Constructive dismissal could be likened to a double-edged sword. The employee's reason for resigning should be such chat it affects the important fundamentals of his terms and conditions of service, or the employer's action was such that no reasonable employee could tolerate such an action. The timing of the resignation should also be reasonably soon, to avoid being accused of condonation. Any failure on the part of the employee to ensure these two conditions are fulfilled may result in his resignation not meeting the criteria for constructive dismissal and result in his claim being dismissed by the Court.
What are the circumstances in which an employee can resign and yet claim constructive dismissal?
In order to claim constructive dismissal, the employee should be absolutely certain that the employer's actions are significant breaches going to the root of the Contract of Employment. In other words, the employer's actions are such that it is certainly impossible for the employee to continue in his employment with the said employer. The employee should also make up his mind and resign reasonably soon after the employer's action; otherwise he is said to have condoned or acquiesced the employer's actions.
Some of the circumstances are:
(a) Arbitrary reduction of wages, commissions, allowances, etc.
(b) Withdrawal of contractual benefits e.g. car, housing, entertainment, free meals, free laundry services etc., provided they are provided in the Contract of Service.
(c) Demotion to a lower post, with or without reduction of salary, fringe benefits, etc.
(d) Transfer to a different location if such transferability is not clearly stated in the Letter of Appointment.
(e) Substantial changes in the job function.
(f) Behaviour by the employer, intended to humiliate the employee.

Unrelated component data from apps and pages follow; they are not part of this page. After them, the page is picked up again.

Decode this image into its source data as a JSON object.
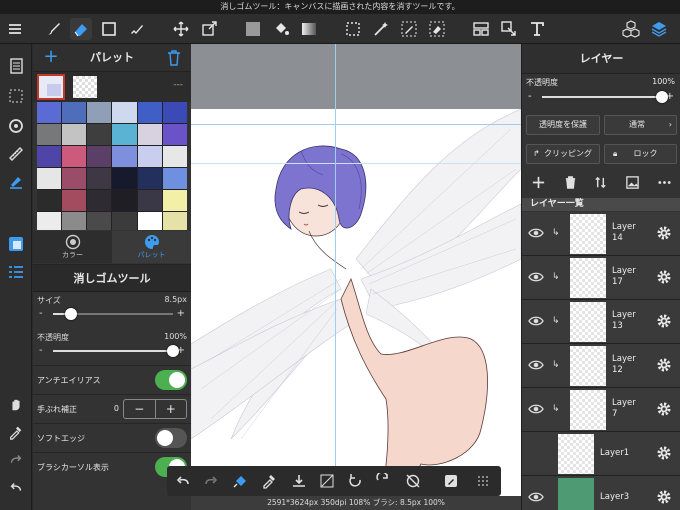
{
  "status": {
    "message": "消しゴムツール：キャンバスに描画された内容を消すツールです。"
  },
  "toolbar": {
    "left": [
      "menu-icon",
      "brush-icon",
      "eraser-icon",
      "rectangle-icon",
      "marker-icon",
      "move-icon",
      "transform-icon",
      "fill-color-icon",
      "bucket-icon",
      "gradient-icon",
      "select-rect-icon",
      "magic-wand-icon",
      "select-pen-icon",
      "select-eraser-icon",
      "frame-icon",
      "operation-icon",
      "text-icon",
      "material-icon",
      "layer-icon"
    ]
  },
  "left_panel": {
    "title": "パレット",
    "swatch_hint": "---",
    "palette_colors": [
      "#5a6bd6",
      "#4f6dbb",
      "#909fb8",
      "#ced8ee",
      "#3f5fc6",
      "#3c4ab8",
      "#77787a",
      "#c3c3c3",
      "#3e3e3e",
      "#5bb3d3",
      "#d8d2e0",
      "#6a52c8",
      "#4f44a8",
      "#cb5a7c",
      "#5b3f66",
      "#7e90dd",
      "#c9cdee",
      "#e7e7e7",
      "#e6e6e6",
      "#9a4c68",
      "#3d3844",
      "#161a2c",
      "#23305e",
      "#6f8fe0",
      "#2b2b2b",
      "#a34b5f",
      "#2f2b33",
      "#1f1e24",
      "#3a3846",
      "#f4efa7",
      "#ececec",
      "#8b8b8b",
      "#4a4a4a",
      "#3b3b3b",
      "#ffffff",
      "#e6e1a6"
    ],
    "modes": [
      {
        "label": "カラー"
      },
      {
        "label": "パレット"
      }
    ],
    "tool_title": "消しゴムツール",
    "size": {
      "label": "サイズ",
      "value": "8.5px",
      "level": 0.15
    },
    "opacity": {
      "label": "不透明度",
      "value": "100%",
      "level": 1.0
    },
    "antialias": {
      "label": "アンチエイリアス",
      "on": true
    },
    "stabilizer": {
      "label": "手ぶれ補正",
      "value": "0"
    },
    "soft_edge": {
      "label": "ソフトエッジ",
      "on": false
    },
    "brush_cursor": {
      "label": "ブラシカーソル表示",
      "on": true
    }
  },
  "canvas": {
    "info": "2591*3624px 350dpi 108% ブラシ: 8.5px 100%"
  },
  "right_panel": {
    "title": "レイヤー",
    "opacity_label": "不透明度",
    "opacity_value": "100%",
    "protect_button": "透明度を保護",
    "blend_mode": "通常",
    "clipping_button": "クリッピング",
    "lock_button": "ロック",
    "layer_list_title": "レイヤー一覧",
    "layers": [
      {
        "name": "Layer\n14",
        "clipped": true
      },
      {
        "name": "Layer\n17",
        "clipped": true
      },
      {
        "name": "Layer\n13",
        "clipped": true
      },
      {
        "name": "Layer\n12",
        "clipped": true
      },
      {
        "name": "Layer\n7",
        "clipped": true
      },
      {
        "name": "Layer1",
        "clipped": false
      },
      {
        "name": "Layer3",
        "clipped": false
      }
    ]
  }
}
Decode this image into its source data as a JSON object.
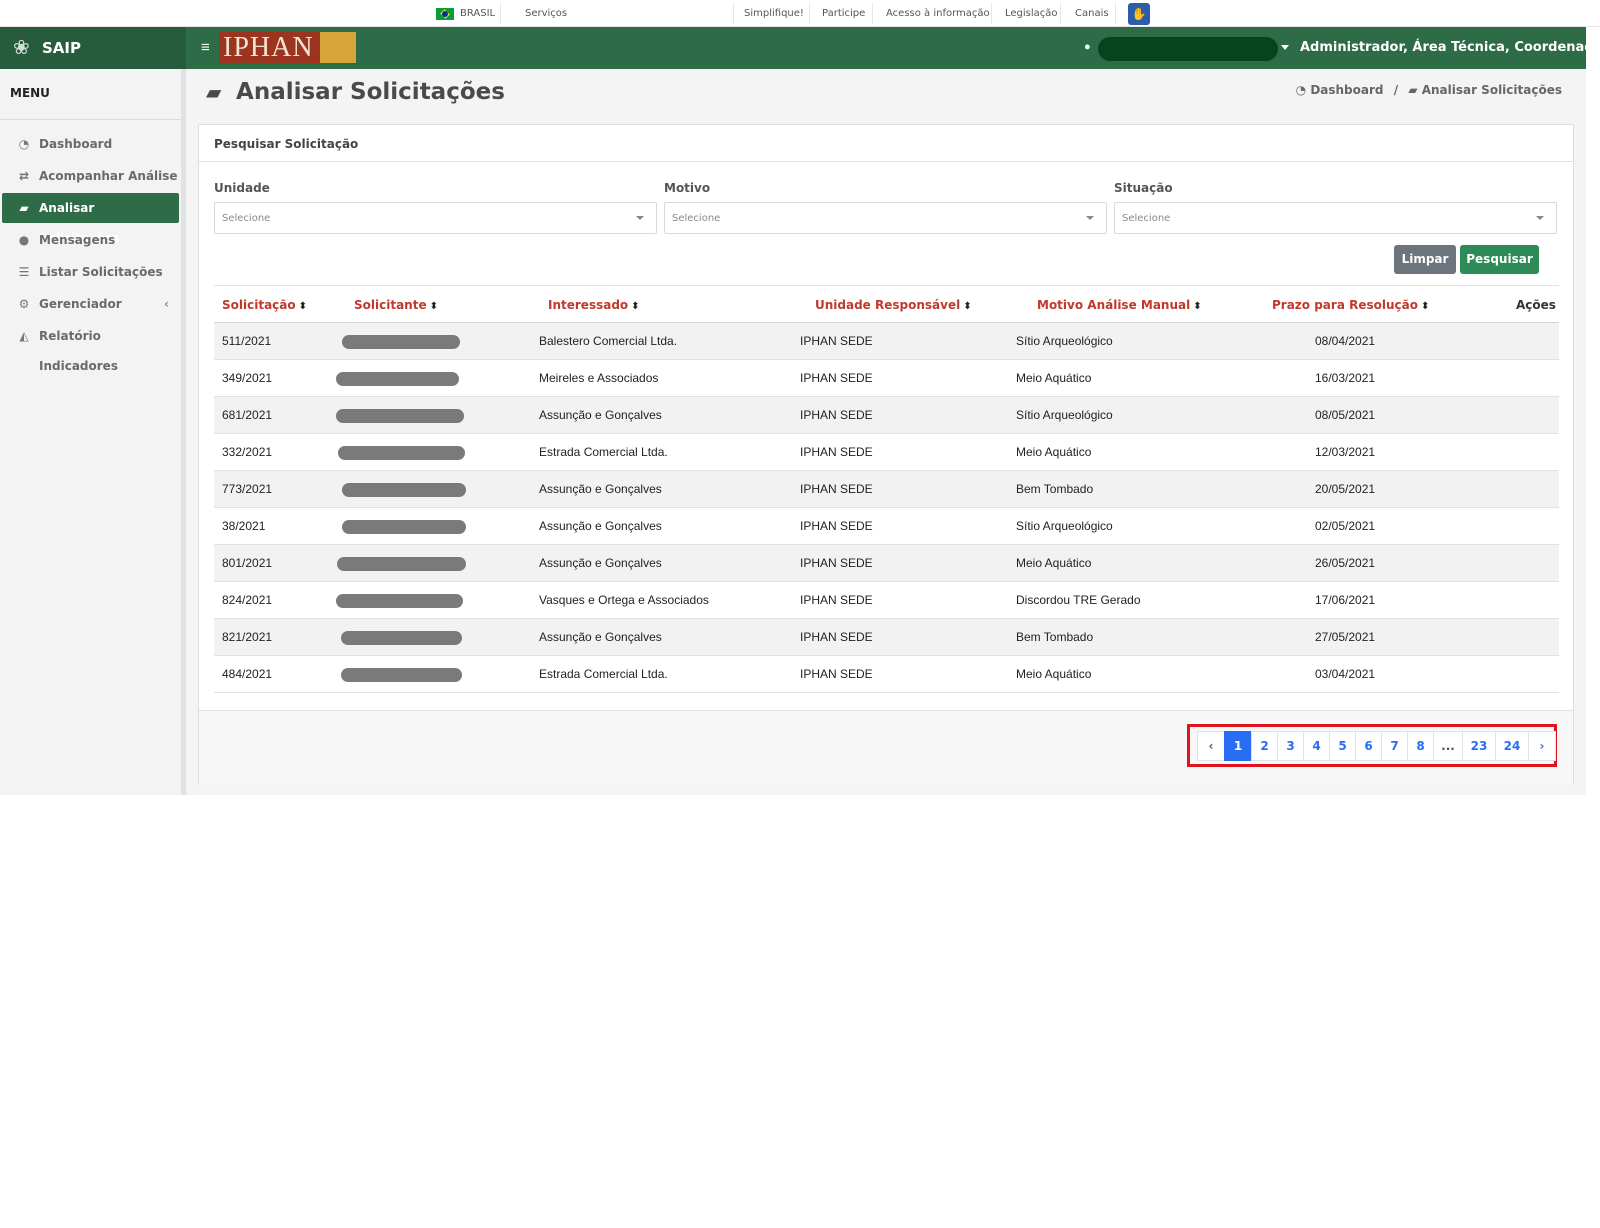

(g) Threatening with dismissal if the employee does not resign from the job.
From then Lord President Salleh Abas in the case Wong Chee Hong Vs Cathay Organisation (M) Sdn Bhd (1988)